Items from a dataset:
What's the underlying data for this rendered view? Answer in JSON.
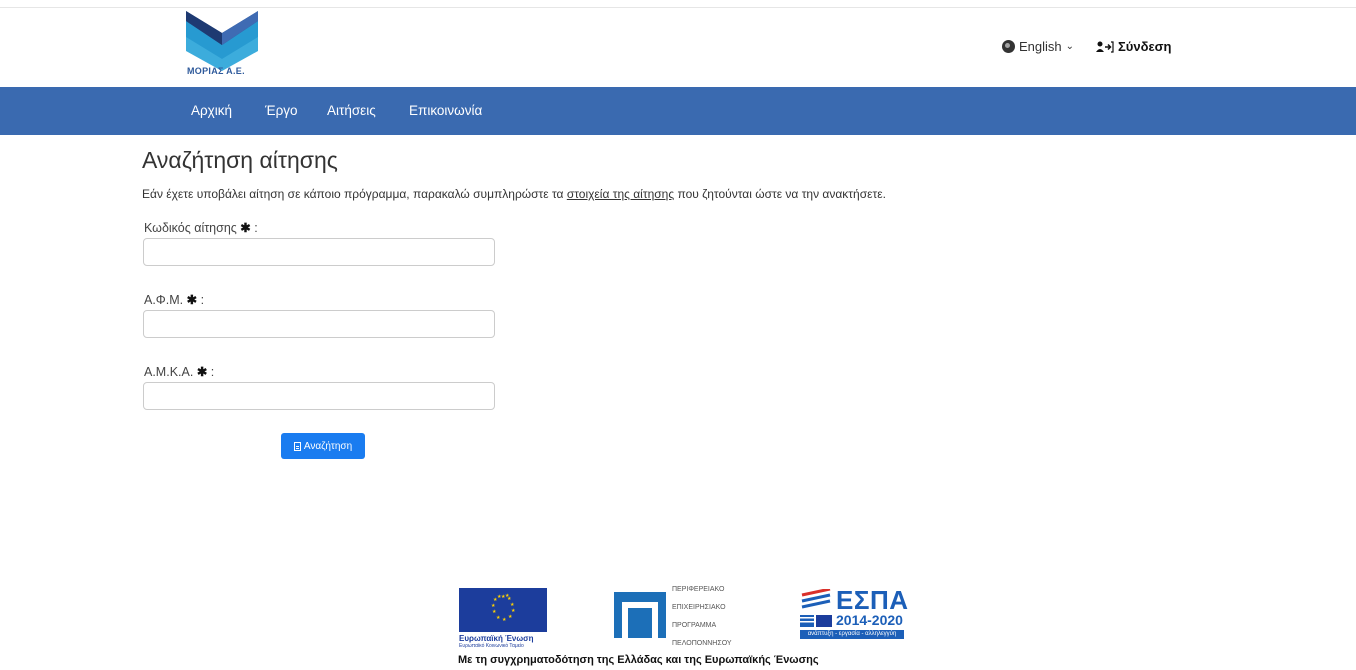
{
  "header": {
    "logo_text": "ΜΟΡΙΑΣ Α.Ε.",
    "language_label": "English",
    "login_label": "Σύνδεση"
  },
  "nav": {
    "items": [
      {
        "label": "Αρχική"
      },
      {
        "label": "Έργο"
      },
      {
        "label": "Αιτήσεις"
      },
      {
        "label": "Επικοινωνία"
      }
    ]
  },
  "main": {
    "title": "Αναζήτηση αίτησης",
    "intro_before": "Εάν έχετε υποβάλει αίτηση σε κάποιο πρόγραμμα, παρακαλώ συμπληρώστε τα ",
    "intro_link": "στοιχεία της αίτησης",
    "intro_after": " που ζητούνται ώστε να την ανακτήσετε.",
    "fields": [
      {
        "label": "Κωδικός αίτησης",
        "value": ""
      },
      {
        "label": "Α.Φ.Μ.",
        "value": ""
      },
      {
        "label": "Α.Μ.Κ.Α.",
        "value": ""
      }
    ],
    "search_button": "Αναζήτηση"
  },
  "footer": {
    "eu_name": "Ευρωπαϊκή Ένωση",
    "eu_fund": "Ευρωπαϊκό Κοινωνικό Ταμείο",
    "pep_lines": [
      "ΠΕΡΙΦΕΡΕΙΑΚΟ",
      "ΕΠΙΧΕΙΡΗΣΙΑΚΟ",
      "ΠΡΟΓΡΑΜΜΑ",
      "ΠΕΛΟΠΟΝΝΗΣΟΥ"
    ],
    "espa_title": "ΕΣΠΑ",
    "espa_years": "2014-2020",
    "espa_slogan": "ανάπτυξη - εργασία - αλληλεγγύη",
    "funding_text": "Με τη συγχρηματοδότηση της Ελλάδας και της Ευρωπαϊκής Ένωσης"
  },
  "colors": {
    "nav_bg": "#3a6ab0",
    "button_bg": "#1a7cf0",
    "eu_blue": "#1c3d9c",
    "espa_blue": "#1c5fb8"
  }
}
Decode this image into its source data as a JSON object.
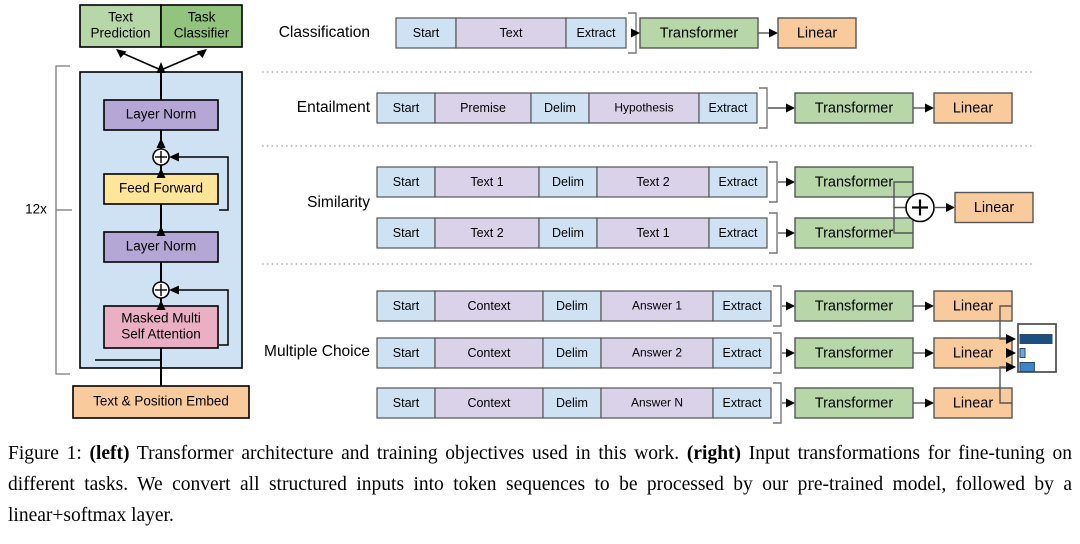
{
  "figure": {
    "left_panel": {
      "repeat_label": "12x",
      "output_heads": [
        {
          "label_line1": "Text",
          "label_line2": "Prediction",
          "color": "#b7d7a8"
        },
        {
          "label_line1": "Task",
          "label_line2": "Classifier",
          "color": "#93c47d"
        }
      ],
      "blocks": [
        {
          "name": "layer-norm-top",
          "label": "Layer Norm",
          "color": "#b4a7d6"
        },
        {
          "name": "feed-forward",
          "label": "Feed Forward",
          "color": "#ffe599"
        },
        {
          "name": "layer-norm-bottom",
          "label": "Layer Norm",
          "color": "#b4a7d6"
        },
        {
          "name": "masked-multi-self-attention",
          "label_line1": "Masked Multi",
          "label_line2": "Self Attention",
          "color": "#ebafc4"
        }
      ],
      "embedding": {
        "label": "Text & Position Embed",
        "color": "#f9cb9c"
      },
      "stack_background": "#cfe2f3",
      "residual_symbol": "+"
    },
    "tasks": [
      {
        "name": "classification",
        "label": "Classification",
        "rows": [
          {
            "tokens": [
              {
                "label": "Start",
                "kind": "special"
              },
              {
                "label": "Text",
                "kind": "text"
              },
              {
                "label": "Extract",
                "kind": "special"
              }
            ],
            "transformer": "Transformer",
            "linear": "Linear"
          }
        ]
      },
      {
        "name": "entailment",
        "label": "Entailment",
        "rows": [
          {
            "tokens": [
              {
                "label": "Start",
                "kind": "special"
              },
              {
                "label": "Premise",
                "kind": "text"
              },
              {
                "label": "Delim",
                "kind": "special"
              },
              {
                "label": "Hypothesis",
                "kind": "text"
              },
              {
                "label": "Extract",
                "kind": "special"
              }
            ],
            "transformer": "Transformer",
            "linear": "Linear"
          }
        ]
      },
      {
        "name": "similarity",
        "label": "Similarity",
        "combine_symbol": "+",
        "linear": "Linear",
        "rows": [
          {
            "tokens": [
              {
                "label": "Start",
                "kind": "special"
              },
              {
                "label": "Text 1",
                "kind": "text"
              },
              {
                "label": "Delim",
                "kind": "special"
              },
              {
                "label": "Text 2",
                "kind": "text"
              },
              {
                "label": "Extract",
                "kind": "special"
              }
            ],
            "transformer": "Transformer"
          },
          {
            "tokens": [
              {
                "label": "Start",
                "kind": "special"
              },
              {
                "label": "Text 2",
                "kind": "text"
              },
              {
                "label": "Delim",
                "kind": "special"
              },
              {
                "label": "Text 1",
                "kind": "text"
              },
              {
                "label": "Extract",
                "kind": "special"
              }
            ],
            "transformer": "Transformer"
          }
        ]
      },
      {
        "name": "multiple-choice",
        "label": "Multiple Choice",
        "rows": [
          {
            "tokens": [
              {
                "label": "Start",
                "kind": "special"
              },
              {
                "label": "Context",
                "kind": "text"
              },
              {
                "label": "Delim",
                "kind": "special"
              },
              {
                "label": "Answer 1",
                "kind": "text"
              },
              {
                "label": "Extract",
                "kind": "special"
              }
            ],
            "transformer": "Transformer",
            "linear": "Linear"
          },
          {
            "tokens": [
              {
                "label": "Start",
                "kind": "special"
              },
              {
                "label": "Context",
                "kind": "text"
              },
              {
                "label": "Delim",
                "kind": "special"
              },
              {
                "label": "Answer 2",
                "kind": "text"
              },
              {
                "label": "Extract",
                "kind": "special"
              }
            ],
            "transformer": "Transformer",
            "linear": "Linear"
          },
          {
            "tokens": [
              {
                "label": "Start",
                "kind": "special"
              },
              {
                "label": "Context",
                "kind": "text"
              },
              {
                "label": "Delim",
                "kind": "special"
              },
              {
                "label": "Answer N",
                "kind": "text"
              },
              {
                "label": "Extract",
                "kind": "special"
              }
            ],
            "transformer": "Transformer",
            "linear": "Linear"
          }
        ],
        "softmax_bars": [
          {
            "value": 1.0,
            "color": "#1c4e80"
          },
          {
            "value": 0.12,
            "color": "#6fa8dc"
          },
          {
            "value": 0.45,
            "color": "#3d85c8"
          }
        ]
      }
    ],
    "colors": {
      "special_token": "#cfe2f3",
      "text_token": "#d9d2e9",
      "transformer": "#b7d7a8",
      "linear": "#f9cb9c",
      "border": "#555555",
      "dark_border": "#000000",
      "divider": "#b0b0c0"
    }
  },
  "caption": {
    "number": "Figure 1:",
    "bold1": "(left)",
    "text1": " Transformer architecture and training objectives used in this work. ",
    "bold2": "(right)",
    "text2": " Input transformations for fine-tuning on different tasks.  We convert all structured inputs into token sequences to be processed by our pre-trained model, followed by a linear+softmax layer."
  }
}
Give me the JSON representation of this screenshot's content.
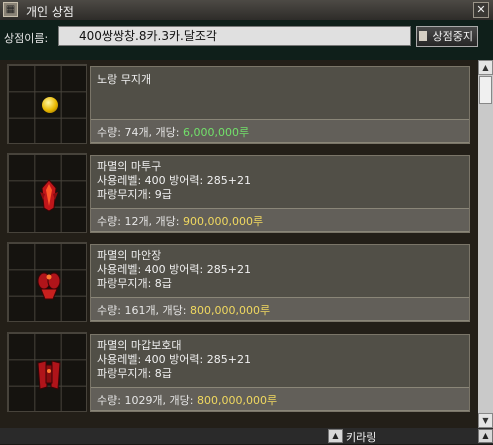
{
  "window": {
    "title": "개인 상점",
    "close_glyph": "✕",
    "icon_glyph": "▦"
  },
  "shop": {
    "name_label": "상점이름:",
    "name_value": "400쌍쌍창.8카.3카.달조각",
    "stop_button": "상점중지"
  },
  "items": [
    {
      "name": "노랑 무지개",
      "stats": [],
      "quantity_text": "수량: 74개, 개당: ",
      "price": "6,000,000루",
      "price_color": "#72e06a",
      "icon": "gold-orb-icon"
    },
    {
      "name": "파멸의 마투구",
      "stats": [
        "사용레벨: 400 방어력: 285+21",
        "파랑무지개: 9급"
      ],
      "quantity_text": "수량: 12개, 개당: ",
      "price": "900,000,000루",
      "price_color": "#f0d860",
      "icon": "helmet-icon"
    },
    {
      "name": "파멸의 마안장",
      "stats": [
        "사용레벨: 400 방어력: 285+21",
        "파랑무지개: 8급"
      ],
      "quantity_text": "수량: 161개, 개당: ",
      "price": "800,000,000루",
      "price_color": "#f0d860",
      "icon": "saddle-icon"
    },
    {
      "name": "파멸의 마갑보호대",
      "stats": [
        "사용레벨: 400 방어력: 285+21",
        "파랑무지개: 8급"
      ],
      "quantity_text": "수량: 1029개, 개당: ",
      "price": "800,000,000루",
      "price_color": "#f0d860",
      "icon": "armor-guard-icon"
    }
  ],
  "scroll": {
    "up": "▲",
    "down": "▼"
  },
  "bottom": {
    "chat_up": "▲",
    "chat_name": "키라링",
    "right_up": "▲"
  }
}
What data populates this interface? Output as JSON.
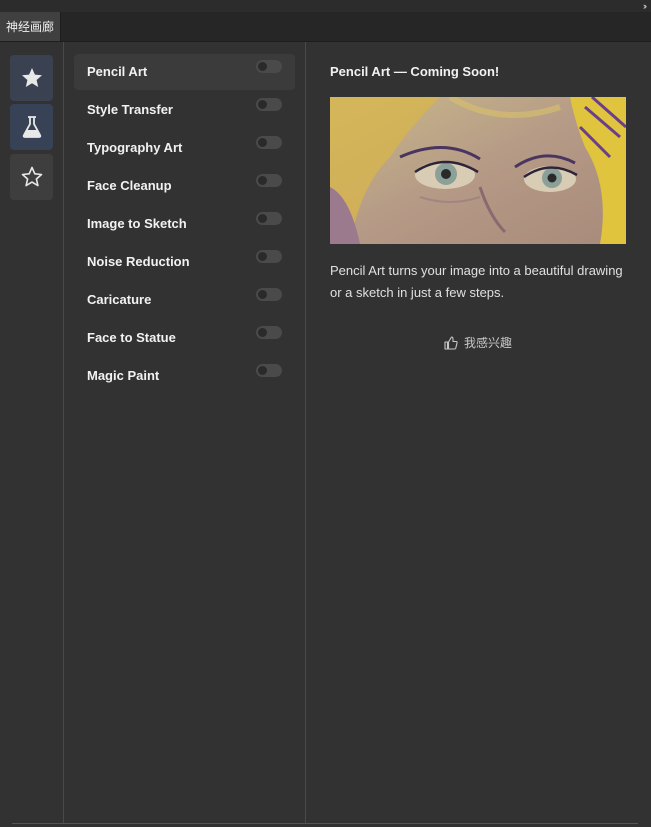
{
  "window": {
    "tab_label": "神经画廊"
  },
  "side_icons": [
    "star-filled-icon",
    "flask-icon",
    "star-outline-icon"
  ],
  "filters": [
    {
      "label": "Pencil Art",
      "enabled": false,
      "active": true
    },
    {
      "label": "Style Transfer",
      "enabled": false
    },
    {
      "label": "Typography Art",
      "enabled": false
    },
    {
      "label": "Face Cleanup",
      "enabled": false
    },
    {
      "label": "Image to Sketch",
      "enabled": false
    },
    {
      "label": "Noise Reduction",
      "enabled": false
    },
    {
      "label": "Caricature",
      "enabled": false
    },
    {
      "label": "Face to Statue",
      "enabled": false
    },
    {
      "label": "Magic Paint",
      "enabled": false
    }
  ],
  "detail": {
    "title": "Pencil Art — Coming Soon!",
    "description": "Pencil Art turns your image into a beautiful drawing or a sketch in just a few steps.",
    "interest_label": "我感兴趣"
  },
  "colors": {
    "background": "#323232",
    "accent_active_icon": "#374256"
  }
}
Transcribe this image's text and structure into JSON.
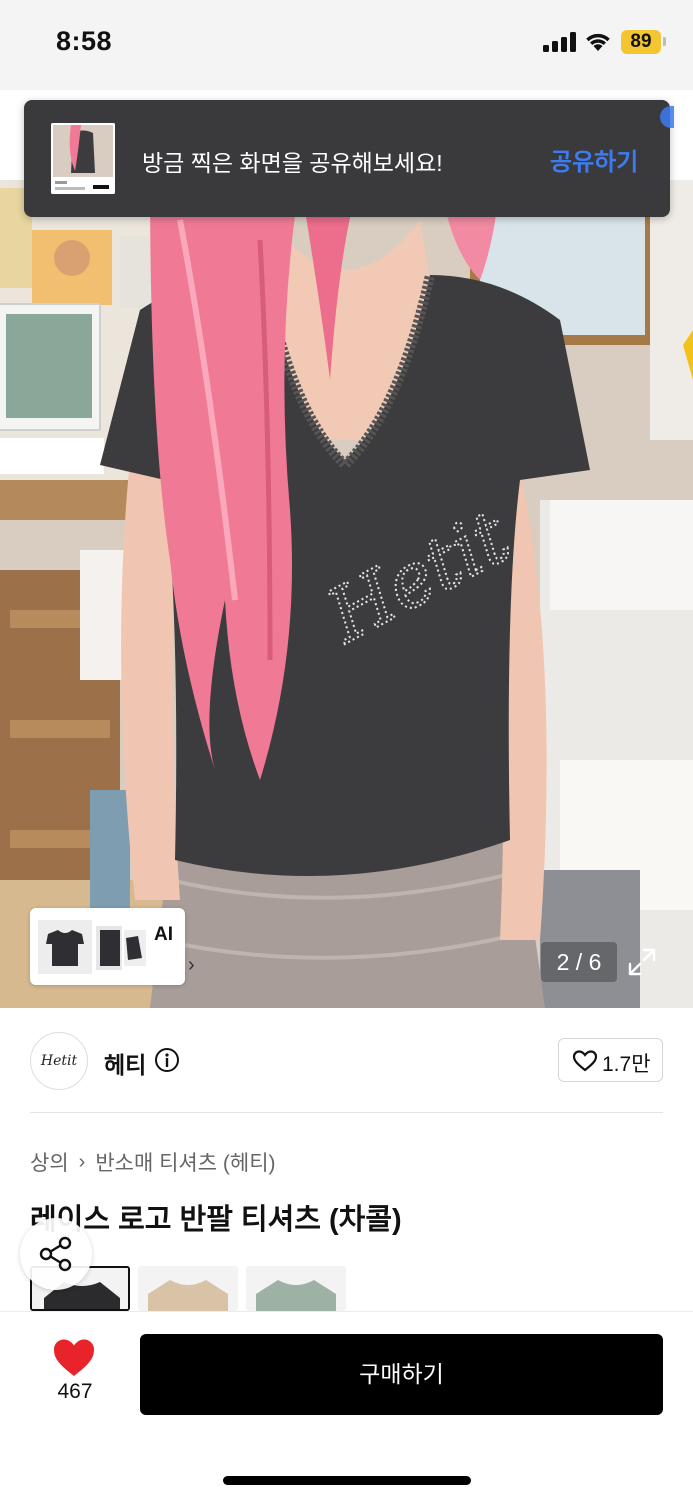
{
  "status_bar": {
    "time": "8:58",
    "battery": "89"
  },
  "toast": {
    "message": "방금 찍은 화면을 공유해보세요!",
    "action": "공유하기"
  },
  "gallery": {
    "counter": "2 / 6",
    "ai_label": "AI",
    "photo_text": "Hetit"
  },
  "store": {
    "name": "헤티",
    "logo_text": "Hetit",
    "likes": "1.7만"
  },
  "breadcrumb": [
    "상의",
    "반소매 티셔츠 (헤티)"
  ],
  "product": {
    "title": "레이스 로고 반팔 티셔츠 (차콜)"
  },
  "swatches": [
    {
      "color": "#2b2b2e",
      "selected": true
    },
    {
      "color": "#d8c3a6",
      "selected": false
    },
    {
      "color": "#9db2a4",
      "selected": false
    }
  ],
  "bottom_bar": {
    "wish_count": "467",
    "buy_label": "구매하기"
  },
  "colors": {
    "accent_blue": "#3d7bf0",
    "heart_red": "#e8232a",
    "battery_yellow": "#f2c531",
    "toast_bg": "#3a3a3c"
  },
  "icons": [
    "signal-icon",
    "wifi-icon",
    "battery-icon",
    "expand-icon",
    "info-icon",
    "heart-outline-icon",
    "share-icon",
    "heart-filled-icon",
    "chevron-right-icon"
  ]
}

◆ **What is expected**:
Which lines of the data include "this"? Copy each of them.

◆ **Task solution**:
What's the underlying data for this rendered view? Answer in JSON.
Decode this image into its source data as a JSON object.
    "text1": " Transformer architecture and training objectives used in this work. ",
Give me the JSON representation of this screenshot's content.
What data populates this interface? Output as JSON.
Transcribe this image's text and structure into JSON.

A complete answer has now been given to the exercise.